▶ WORK ORDER: Set down all of the records word for word.

▶ MATERIAL PROVIDED:
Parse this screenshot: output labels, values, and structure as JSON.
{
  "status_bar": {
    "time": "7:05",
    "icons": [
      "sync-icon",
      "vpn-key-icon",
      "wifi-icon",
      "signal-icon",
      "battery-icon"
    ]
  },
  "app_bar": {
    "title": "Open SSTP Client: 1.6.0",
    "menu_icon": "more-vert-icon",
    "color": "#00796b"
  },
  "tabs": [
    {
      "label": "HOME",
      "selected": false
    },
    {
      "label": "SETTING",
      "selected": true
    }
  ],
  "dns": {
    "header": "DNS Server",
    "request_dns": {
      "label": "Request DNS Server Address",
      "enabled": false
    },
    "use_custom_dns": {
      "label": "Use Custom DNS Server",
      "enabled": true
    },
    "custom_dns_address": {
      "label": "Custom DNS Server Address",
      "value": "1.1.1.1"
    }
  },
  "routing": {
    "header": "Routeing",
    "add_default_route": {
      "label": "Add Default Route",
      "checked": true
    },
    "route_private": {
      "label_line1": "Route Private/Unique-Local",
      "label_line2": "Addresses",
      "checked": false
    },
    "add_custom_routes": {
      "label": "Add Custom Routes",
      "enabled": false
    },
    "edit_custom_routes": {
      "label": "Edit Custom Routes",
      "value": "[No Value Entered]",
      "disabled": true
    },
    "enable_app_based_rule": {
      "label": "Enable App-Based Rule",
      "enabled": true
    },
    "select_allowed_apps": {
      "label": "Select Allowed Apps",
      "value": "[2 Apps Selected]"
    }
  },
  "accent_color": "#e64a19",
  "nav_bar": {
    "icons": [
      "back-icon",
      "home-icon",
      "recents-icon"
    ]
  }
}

▶ RESPONSE TO THE TASK:
Parse this screenshot: output labels, values, and structure as JSON.
{
  "status_bar": {
    "time": "7:05",
    "icons": [
      "sync-icon",
      "vpn-key-icon",
      "wifi-icon",
      "signal-icon",
      "battery-icon"
    ]
  },
  "app_bar": {
    "title": "Open SSTP Client: 1.6.0",
    "menu_icon": "more-vert-icon",
    "color": "#00796b"
  },
  "tabs": [
    {
      "label": "HOME",
      "selected": false
    },
    {
      "label": "SETTING",
      "selected": true
    }
  ],
  "dns": {
    "header": "DNS Server",
    "request_dns": {
      "label": "Request DNS Server Address",
      "enabled": false
    },
    "use_custom_dns": {
      "label": "Use Custom DNS Server",
      "enabled": true
    },
    "custom_dns_address": {
      "label": "Custom DNS Server Address",
      "value": "1.1.1.1"
    }
  },
  "routing": {
    "header": "Routeing",
    "add_default_route": {
      "label": "Add Default Route",
      "checked": true
    },
    "route_private": {
      "label_line1": "Route Private/Unique-Local",
      "label_line2": "Addresses",
      "checked": false
    },
    "add_custom_routes": {
      "label": "Add Custom Routes",
      "enabled": false
    },
    "edit_custom_routes": {
      "label": "Edit Custom Routes",
      "value": "[No Value Entered]",
      "disabled": true
    },
    "enable_app_based_rule": {
      "label": "Enable App-Based Rule",
      "enabled": true
    },
    "select_allowed_apps": {
      "label": "Select Allowed Apps",
      "value": "[2 Apps Selected]"
    }
  },
  "accent_color": "#e64a19",
  "nav_bar": {
    "icons": [
      "back-icon",
      "home-icon",
      "recents-icon"
    ]
  }
}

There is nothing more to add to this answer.